Chris Thoreau of blew the lid off the microgreens business…literally. He cut the top off of a shipping container to make an insulated greenhouse and started making 6 figures in yearly sales. In this interview, he talks about:
Why the shipping container makes sense for him… but probably not you
Why microgreens (they’re so damn simple!) and how to choose microgreen seed suppliers
Annoying first steps: “You need to plan for success”
This is a special guest post by Nick Burton, founder of State of the Soil Media. To keep getting great content from guests like him, make sure you check out our vertical farming newsletter. Newsletter subscribers will also be getting a steep discount code to Nick’s State of the Soil Virtual Summit.
In this post, Nick walks you through how to own your farm and not let your farm own you. He shares things like what employees to hire first and creating a good environment for them. My favorite part is where he shares the actual checklist he uses to operate (a six figure business) systematically, allowing him to accomplish more. Here’s Nick –
Food is the new internet. Explosive growth, monumentally important, and future-changing, food and the food movement are defining this generation of businesses and NGOs. Hear from one of the brightest minds out there.
Want information beyond the blog? Sign up for our free newsletter. In case you missed the announcement, here’s the first article in the series on starting my vertical farm.
I was between a passive greenhouse and a refurbished garage. How did I decide?
When I started researching how I was going to take the next steps with this project, the very first question that popped into my head was “Where am I going to do this?” Initially, I was set on a large, dense city. After all, it’s what I’d been writing about for years and what has been demonstrated to work.
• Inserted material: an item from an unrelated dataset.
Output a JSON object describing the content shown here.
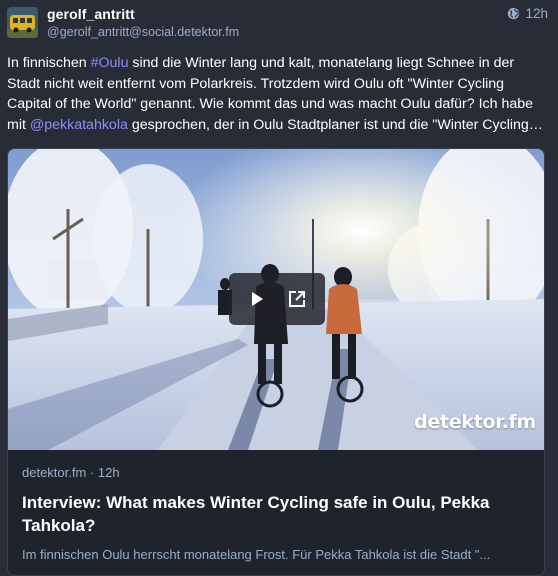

Of course, after talking with everyone that I’ve talked to, I learned that land and initial equipment investment were the largest expenditures for vertical farms. And I didn’t want to be like one of the many failed farms that threw a bunch of space and money at the business and walked away bankrupt like Alterrus.
Time magazine once described malls as “pleasure domes with parking.” Malls in general, and strip malls in particular, are ubiquitous in suburban America. Built in the 1950s, ’60s and ’70s, during rapid suburban expansion and rapidly increasing car usage, for better or worse, they were once a sign of progress. Now, a major enclosed mall hasn’t been built in the United States since 2006 and many are completely abandoned. According to Don Wood, the CEO of Federal Reality Investment Trust, even the process of knocking down or converting a mall could take as long as two decades.
So, the structures may be here to stay, but they don’t have to just be a homage to what once was. Abandoned malls and strip malls could be easily and efficiently converted into vertical farms.
where are strip malls headed in the short term?
why we should grow food in mixed use structures and think more about their impact on local economies?
does it make sense to convert a strip mall to a vertical farm?